New York:Tiger Woods' return to the golf course is a long-awaited boon to sponsors that stood by him and marketers who stand to get big exposure from the big Masters audience.
Woods dropped out of the golf world last December after revelations of his infidelities made him a mainstay of lurid headlines and left his value as an advertiser in shambles. Several of his sponsors, including accounting firm Accenture and telecommunications company AT&T, dropped him. But companies that banked more directly on his athletic prowess, such as Nike Inc. and Electronic Arts, stuck by him.
The payoff could be coming.
"He starts the journey back now," said Rick Burton, former chief marketing officer of the US Olympic Committee and a sports marketing professor at Syracuse University. "Instead of being tabloid fodder for his non-athletic activities, he goes back to what he started out to be, which was an athlete."
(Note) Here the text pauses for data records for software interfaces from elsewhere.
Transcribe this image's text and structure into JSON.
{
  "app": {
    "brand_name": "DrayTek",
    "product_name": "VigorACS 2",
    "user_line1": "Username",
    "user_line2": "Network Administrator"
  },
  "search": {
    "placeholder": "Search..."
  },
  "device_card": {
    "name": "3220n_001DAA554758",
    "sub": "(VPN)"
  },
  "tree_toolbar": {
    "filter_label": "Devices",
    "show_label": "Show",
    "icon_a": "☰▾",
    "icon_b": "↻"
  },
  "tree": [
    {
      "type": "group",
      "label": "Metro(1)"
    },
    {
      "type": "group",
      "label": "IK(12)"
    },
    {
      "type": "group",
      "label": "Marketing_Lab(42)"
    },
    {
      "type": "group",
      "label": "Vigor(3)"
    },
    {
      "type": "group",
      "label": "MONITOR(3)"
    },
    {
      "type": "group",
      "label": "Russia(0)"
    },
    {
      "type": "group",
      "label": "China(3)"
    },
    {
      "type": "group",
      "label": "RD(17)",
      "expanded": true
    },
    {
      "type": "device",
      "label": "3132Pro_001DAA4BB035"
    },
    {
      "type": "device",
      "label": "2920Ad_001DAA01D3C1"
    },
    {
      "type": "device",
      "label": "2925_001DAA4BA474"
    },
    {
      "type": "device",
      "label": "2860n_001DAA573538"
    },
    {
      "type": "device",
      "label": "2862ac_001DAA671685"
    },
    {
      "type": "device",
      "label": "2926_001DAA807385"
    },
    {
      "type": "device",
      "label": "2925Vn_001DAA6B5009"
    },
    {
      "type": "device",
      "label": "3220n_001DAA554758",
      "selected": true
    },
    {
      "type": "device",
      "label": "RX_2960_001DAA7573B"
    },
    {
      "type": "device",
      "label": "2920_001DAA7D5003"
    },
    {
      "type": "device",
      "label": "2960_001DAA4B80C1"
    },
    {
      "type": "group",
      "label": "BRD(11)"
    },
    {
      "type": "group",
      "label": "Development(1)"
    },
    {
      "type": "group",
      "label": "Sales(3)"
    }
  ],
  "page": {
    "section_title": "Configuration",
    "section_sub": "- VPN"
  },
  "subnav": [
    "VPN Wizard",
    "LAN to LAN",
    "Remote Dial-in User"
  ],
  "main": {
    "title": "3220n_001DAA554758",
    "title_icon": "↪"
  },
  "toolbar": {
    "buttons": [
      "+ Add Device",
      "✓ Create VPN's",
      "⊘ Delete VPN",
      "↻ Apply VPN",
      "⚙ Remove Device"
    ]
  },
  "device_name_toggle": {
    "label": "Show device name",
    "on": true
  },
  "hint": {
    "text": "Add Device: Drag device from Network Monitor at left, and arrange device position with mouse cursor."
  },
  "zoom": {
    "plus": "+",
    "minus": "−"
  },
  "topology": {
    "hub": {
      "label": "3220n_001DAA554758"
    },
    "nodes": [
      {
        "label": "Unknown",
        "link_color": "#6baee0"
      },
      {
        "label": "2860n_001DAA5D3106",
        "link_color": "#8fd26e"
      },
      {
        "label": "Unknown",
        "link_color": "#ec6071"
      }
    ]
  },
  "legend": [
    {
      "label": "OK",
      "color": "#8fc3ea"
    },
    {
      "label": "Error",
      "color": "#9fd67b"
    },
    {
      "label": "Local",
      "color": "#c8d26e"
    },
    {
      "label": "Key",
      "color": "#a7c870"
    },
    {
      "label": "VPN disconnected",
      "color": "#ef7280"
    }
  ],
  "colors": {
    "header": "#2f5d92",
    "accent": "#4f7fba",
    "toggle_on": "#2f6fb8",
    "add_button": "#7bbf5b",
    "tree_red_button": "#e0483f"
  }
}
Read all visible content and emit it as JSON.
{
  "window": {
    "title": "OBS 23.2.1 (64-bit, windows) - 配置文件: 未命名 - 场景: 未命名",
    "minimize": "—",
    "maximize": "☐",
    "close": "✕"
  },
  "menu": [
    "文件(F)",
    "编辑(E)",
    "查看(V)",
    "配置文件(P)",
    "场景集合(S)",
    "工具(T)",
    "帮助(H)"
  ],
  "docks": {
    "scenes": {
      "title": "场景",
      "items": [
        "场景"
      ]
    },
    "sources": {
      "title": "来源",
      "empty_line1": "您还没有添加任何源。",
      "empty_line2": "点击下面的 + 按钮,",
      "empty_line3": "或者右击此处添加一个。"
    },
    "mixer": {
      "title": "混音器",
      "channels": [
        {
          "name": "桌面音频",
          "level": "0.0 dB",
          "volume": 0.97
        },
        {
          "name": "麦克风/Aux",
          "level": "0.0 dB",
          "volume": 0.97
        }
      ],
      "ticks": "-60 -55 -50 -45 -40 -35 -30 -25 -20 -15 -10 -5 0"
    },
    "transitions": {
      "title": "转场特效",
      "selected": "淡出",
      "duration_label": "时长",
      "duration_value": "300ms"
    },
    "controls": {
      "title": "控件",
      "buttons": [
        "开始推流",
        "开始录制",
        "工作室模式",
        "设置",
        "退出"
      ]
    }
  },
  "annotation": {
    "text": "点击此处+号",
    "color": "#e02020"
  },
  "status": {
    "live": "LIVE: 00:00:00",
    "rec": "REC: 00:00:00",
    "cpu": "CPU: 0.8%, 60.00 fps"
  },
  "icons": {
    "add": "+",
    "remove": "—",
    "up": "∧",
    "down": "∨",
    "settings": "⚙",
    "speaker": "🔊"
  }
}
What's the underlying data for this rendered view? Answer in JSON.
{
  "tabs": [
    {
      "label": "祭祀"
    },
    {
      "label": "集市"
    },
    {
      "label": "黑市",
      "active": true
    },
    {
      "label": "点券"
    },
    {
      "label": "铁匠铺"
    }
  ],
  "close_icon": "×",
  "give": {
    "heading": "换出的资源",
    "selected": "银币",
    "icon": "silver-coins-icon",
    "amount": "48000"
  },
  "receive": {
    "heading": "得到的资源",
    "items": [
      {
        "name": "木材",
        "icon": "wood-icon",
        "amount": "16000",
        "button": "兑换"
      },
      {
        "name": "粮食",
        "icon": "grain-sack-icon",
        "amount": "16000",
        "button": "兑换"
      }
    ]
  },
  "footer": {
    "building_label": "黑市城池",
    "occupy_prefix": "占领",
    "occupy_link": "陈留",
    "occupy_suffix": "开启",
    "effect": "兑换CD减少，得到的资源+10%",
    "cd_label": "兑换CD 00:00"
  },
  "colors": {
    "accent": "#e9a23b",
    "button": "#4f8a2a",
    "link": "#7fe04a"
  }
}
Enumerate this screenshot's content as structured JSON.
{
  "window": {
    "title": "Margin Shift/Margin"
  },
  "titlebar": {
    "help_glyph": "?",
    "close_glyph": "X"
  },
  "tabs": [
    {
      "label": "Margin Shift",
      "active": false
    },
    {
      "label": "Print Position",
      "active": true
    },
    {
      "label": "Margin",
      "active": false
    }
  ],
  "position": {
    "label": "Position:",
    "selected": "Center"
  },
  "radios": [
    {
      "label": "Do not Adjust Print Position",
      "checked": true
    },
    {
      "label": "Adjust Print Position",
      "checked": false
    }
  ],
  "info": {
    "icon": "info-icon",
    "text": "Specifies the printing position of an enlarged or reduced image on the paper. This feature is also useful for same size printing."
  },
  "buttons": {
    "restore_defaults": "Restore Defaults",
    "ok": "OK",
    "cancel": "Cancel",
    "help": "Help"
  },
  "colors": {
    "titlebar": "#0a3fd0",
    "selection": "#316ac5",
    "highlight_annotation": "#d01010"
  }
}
Both Nike and Electronic Arts said in written statements on Tuesday they look forward to seeing Woods return to golf. It's especially timely for EA, whose next edition of the video game "Tiger Woods PGA Tour" is in testing and scheduled for release in June.
"Nike can probably imagine nothing better than Tiger coming back, withstanding the pressure of everyone watching him and winning," Burton said. "This is going to be a heavily photographed, heavily videotaped, heavily Youtubed appearance. Tiger's Nike hat, Nike shirt and Nike ball are all going to get a lot of visibility."
Gillete, a unit of Procter & Gamble, said it has no immediate plans to change its advertising _ which no longer features Woods. Damon Jones, a spokesman for Gillette, said there have not been any decisions made about what comes next with the company's advertising.
The Masters get the best TV ratings of any golf tournament and will likely be much more watched this year _ maximizing the impact of his return.
The tournament itself has just three major corporate sponsors _ IBM Corp., AT&T Inc. and ExxonMobil Corp., though tight control of the tournament keeps their logos all but absent from the course. AT&T, a former sponsor of Woods himself, declined to comment and the others did not immediately respond to requests.
While most golf events allow sponsors to put their logo on nearly every surface and host exhibits on the course, the Masters is nearly devoid of visible corporate presence. Commercial time is extremely limited for the Masters. Between two days representing nearly 8 hours of coverage last year, there was about 36 minutes of commercials, according to Nielsen.
"It is the cleanest venue you'd ever see," said Paul Swangard, managing director of the Warsaw Sports Marketing Center at University of Oregon. "The absence of corporate monikers is pretty striking for the NASCAR-ization we see in sports today."
It probably doesn't matter how well Woods even plays.
"When it comes to his brand it is irrelevant how he does," said John Sweeney, director of sports communication at the University of North Carolina at Chapel Hill's School of Journalism and Mass Communication.
He said the companies that have stood by him will continue to, but it will be be a while before he can lure any new sponsors.
"He is now a soap opera character in the tabloid reality show," Sweeney said.